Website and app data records

::::::::

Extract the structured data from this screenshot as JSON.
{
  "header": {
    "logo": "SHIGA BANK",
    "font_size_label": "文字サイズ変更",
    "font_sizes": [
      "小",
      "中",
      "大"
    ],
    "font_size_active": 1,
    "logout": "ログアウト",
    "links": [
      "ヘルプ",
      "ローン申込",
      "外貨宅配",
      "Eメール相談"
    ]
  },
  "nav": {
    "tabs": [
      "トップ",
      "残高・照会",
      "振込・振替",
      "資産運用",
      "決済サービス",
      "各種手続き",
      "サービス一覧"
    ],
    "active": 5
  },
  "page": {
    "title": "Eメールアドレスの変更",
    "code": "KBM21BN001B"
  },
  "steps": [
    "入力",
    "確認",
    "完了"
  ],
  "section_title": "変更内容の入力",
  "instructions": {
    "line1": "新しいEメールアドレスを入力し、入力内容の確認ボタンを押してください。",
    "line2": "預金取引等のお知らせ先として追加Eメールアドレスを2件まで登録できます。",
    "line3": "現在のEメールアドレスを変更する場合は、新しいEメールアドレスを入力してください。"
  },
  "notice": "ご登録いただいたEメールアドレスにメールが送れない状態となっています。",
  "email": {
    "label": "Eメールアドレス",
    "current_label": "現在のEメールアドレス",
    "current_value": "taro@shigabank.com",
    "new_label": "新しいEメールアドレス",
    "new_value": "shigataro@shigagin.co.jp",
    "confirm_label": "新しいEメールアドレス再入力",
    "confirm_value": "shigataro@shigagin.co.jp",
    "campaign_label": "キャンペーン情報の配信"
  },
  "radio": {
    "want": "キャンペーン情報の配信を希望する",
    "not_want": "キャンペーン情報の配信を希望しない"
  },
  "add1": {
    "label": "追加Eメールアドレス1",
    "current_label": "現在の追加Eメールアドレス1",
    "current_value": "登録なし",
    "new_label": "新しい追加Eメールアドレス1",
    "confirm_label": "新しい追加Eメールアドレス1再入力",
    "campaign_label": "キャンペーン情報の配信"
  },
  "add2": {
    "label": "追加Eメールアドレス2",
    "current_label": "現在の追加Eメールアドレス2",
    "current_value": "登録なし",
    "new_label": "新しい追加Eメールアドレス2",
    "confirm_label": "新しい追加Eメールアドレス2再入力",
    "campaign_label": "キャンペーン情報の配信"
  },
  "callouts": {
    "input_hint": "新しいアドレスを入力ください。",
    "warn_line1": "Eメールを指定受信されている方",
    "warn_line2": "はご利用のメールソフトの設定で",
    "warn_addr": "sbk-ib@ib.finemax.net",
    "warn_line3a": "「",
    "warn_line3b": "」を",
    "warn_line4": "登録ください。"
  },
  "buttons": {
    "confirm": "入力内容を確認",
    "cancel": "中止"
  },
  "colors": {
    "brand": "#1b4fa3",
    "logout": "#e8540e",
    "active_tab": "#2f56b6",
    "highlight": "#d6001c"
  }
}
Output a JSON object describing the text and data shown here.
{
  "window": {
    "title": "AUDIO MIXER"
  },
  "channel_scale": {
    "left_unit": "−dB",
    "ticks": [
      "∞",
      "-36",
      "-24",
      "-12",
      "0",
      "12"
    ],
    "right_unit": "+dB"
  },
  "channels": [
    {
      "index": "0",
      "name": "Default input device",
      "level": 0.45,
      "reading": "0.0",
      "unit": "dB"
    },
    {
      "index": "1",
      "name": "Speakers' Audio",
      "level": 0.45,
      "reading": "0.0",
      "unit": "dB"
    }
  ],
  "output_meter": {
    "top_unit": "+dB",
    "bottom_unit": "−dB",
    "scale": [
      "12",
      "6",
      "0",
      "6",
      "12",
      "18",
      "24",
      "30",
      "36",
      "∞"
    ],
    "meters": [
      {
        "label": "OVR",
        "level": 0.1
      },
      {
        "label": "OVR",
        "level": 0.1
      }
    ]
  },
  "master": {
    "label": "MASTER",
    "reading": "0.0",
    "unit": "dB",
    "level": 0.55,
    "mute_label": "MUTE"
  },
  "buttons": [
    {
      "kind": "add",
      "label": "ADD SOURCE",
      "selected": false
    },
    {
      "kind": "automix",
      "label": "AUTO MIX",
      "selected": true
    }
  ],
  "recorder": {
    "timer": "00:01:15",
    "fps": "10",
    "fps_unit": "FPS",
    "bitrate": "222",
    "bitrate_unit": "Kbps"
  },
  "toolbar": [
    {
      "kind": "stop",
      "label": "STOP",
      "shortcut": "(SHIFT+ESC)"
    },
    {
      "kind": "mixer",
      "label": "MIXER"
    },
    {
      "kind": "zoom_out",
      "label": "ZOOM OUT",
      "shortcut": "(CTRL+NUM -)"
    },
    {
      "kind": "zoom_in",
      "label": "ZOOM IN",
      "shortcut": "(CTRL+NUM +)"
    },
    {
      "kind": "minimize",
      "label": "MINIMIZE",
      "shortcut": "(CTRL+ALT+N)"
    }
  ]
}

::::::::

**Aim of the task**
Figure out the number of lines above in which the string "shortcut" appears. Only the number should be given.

**Exercise result**
4